**TASK GOAL**
Each line below should be repeated exactly as it stands.
+++ AVAILABLE DATA +++
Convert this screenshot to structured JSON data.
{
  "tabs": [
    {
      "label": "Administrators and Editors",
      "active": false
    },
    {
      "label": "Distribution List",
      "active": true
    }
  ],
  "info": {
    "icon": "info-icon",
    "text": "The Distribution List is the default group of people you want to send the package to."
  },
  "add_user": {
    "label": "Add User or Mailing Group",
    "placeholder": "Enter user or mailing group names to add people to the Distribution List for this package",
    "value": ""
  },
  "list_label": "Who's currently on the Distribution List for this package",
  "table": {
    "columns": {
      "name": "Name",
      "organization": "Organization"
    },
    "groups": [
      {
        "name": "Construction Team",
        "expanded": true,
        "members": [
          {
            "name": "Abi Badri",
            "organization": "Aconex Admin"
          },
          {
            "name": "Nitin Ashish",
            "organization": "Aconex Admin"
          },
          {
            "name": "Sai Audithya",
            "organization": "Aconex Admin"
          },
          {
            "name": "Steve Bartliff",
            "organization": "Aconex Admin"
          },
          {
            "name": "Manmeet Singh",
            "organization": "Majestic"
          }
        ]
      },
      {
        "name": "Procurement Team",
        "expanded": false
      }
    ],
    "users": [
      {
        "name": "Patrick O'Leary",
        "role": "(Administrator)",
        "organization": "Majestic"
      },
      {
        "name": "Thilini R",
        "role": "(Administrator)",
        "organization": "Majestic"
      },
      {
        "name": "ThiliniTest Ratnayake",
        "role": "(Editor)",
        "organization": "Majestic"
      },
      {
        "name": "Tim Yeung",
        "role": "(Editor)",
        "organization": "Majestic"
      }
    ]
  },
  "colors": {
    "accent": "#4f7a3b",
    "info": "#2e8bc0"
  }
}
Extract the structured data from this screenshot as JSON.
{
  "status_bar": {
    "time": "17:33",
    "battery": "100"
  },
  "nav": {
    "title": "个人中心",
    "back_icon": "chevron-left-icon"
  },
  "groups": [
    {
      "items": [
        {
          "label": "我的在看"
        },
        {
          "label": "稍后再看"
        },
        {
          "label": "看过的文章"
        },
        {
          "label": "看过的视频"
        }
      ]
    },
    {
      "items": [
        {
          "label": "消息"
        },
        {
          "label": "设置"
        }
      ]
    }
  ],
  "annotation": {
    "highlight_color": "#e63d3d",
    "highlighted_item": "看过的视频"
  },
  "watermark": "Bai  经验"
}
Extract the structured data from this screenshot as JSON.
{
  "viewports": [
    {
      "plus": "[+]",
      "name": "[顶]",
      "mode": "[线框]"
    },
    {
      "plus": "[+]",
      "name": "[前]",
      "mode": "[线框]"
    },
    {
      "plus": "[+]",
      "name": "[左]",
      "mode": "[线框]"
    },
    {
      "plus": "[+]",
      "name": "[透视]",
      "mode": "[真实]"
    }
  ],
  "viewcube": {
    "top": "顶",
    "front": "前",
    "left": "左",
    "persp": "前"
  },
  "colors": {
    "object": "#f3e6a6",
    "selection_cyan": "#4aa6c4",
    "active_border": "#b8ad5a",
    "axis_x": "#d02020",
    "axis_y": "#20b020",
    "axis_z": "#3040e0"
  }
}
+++
**ANSWER AREA**
Convert this screenshot to structured JSON data.
{
  "tabs": [
    {
      "label": "Administrators and Editors",
      "active": false
    },
    {
      "label": "Distribution List",
      "active": true
    }
  ],
  "info": {
    "icon": "info-icon",
    "text": "The Distribution List is the default group of people you want to send the package to."
  },
  "add_user": {
    "label": "Add User or Mailing Group",
    "placeholder": "Enter user or mailing group names to add people to the Distribution List for this package",
    "value": ""
  },
  "list_label": "Who's currently on the Distribution List for this package",
  "table": {
    "columns": {
      "name": "Name",
      "organization": "Organization"
    },
    "groups": [
      {
        "name": "Construction Team",
        "expanded": true,
        "members": [
          {
            "name": "Abi Badri",
            "organization": "Aconex Admin"
          },
          {
            "name": "Nitin Ashish",
            "organization": "Aconex Admin"
          },
          {
            "name": "Sai Audithya",
            "organization": "Aconex Admin"
          },
          {
            "name": "Steve Bartliff",
            "organization": "Aconex Admin"
          },
          {
            "name": "Manmeet Singh",
            "organization": "Majestic"
          }
        ]
      },
      {
        "name": "Procurement Team",
        "expanded": false
      }
    ],
    "users": [
      {
        "name": "Patrick O'Leary",
        "role": "(Administrator)",
        "organization": "Majestic"
      },
      {
        "name": "Thilini R",
        "role": "(Administrator)",
        "organization": "Majestic"
      },
      {
        "name": "ThiliniTest Ratnayake",
        "role": "(Editor)",
        "organization": "Majestic"
      },
      {
        "name": "Tim Yeung",
        "role": "(Editor)",
        "organization": "Majestic"
      }
    ]
  },
  "colors": {
    "accent": "#4f7a3b",
    "info": "#2e8bc0"
  }
}
Extract the structured data from this screenshot as JSON.
{
  "status_bar": {
    "time": "17:33",
    "battery": "100"
  },
  "nav": {
    "title": "个人中心",
    "back_icon": "chevron-left-icon"
  },
  "groups": [
    {
      "items": [
        {
          "label": "我的在看"
        },
        {
          "label": "稍后再看"
        },
        {
          "label": "看过的文章"
        },
        {
          "label": "看过的视频"
        }
      ]
    },
    {
      "items": [
        {
          "label": "消息"
        },
        {
          "label": "设置"
        }
      ]
    }
  ],
  "annotation": {
    "highlight_color": "#e63d3d",
    "highlighted_item": "看过的视频"
  },
  "watermark": "Bai  经验"
}
Extract the structured data from this screenshot as JSON.
{
  "viewports": [
    {
      "plus": "[+]",
      "name": "[顶]",
      "mode": "[线框]"
    },
    {
      "plus": "[+]",
      "name": "[前]",
      "mode": "[线框]"
    },
    {
      "plus": "[+]",
      "name": "[左]",
      "mode": "[线框]"
    },
    {
      "plus": "[+]",
      "name": "[透视]",
      "mode": "[真实]"
    }
  ],
  "viewcube": {
    "top": "顶",
    "front": "前",
    "left": "左",
    "persp": "前"
  },
  "colors": {
    "object": "#f3e6a6",
    "selection_cyan": "#4aa6c4",
    "active_border": "#b8ad5a",
    "axis_x": "#d02020",
    "axis_y": "#20b020",
    "axis_z": "#3040e0"
  }
}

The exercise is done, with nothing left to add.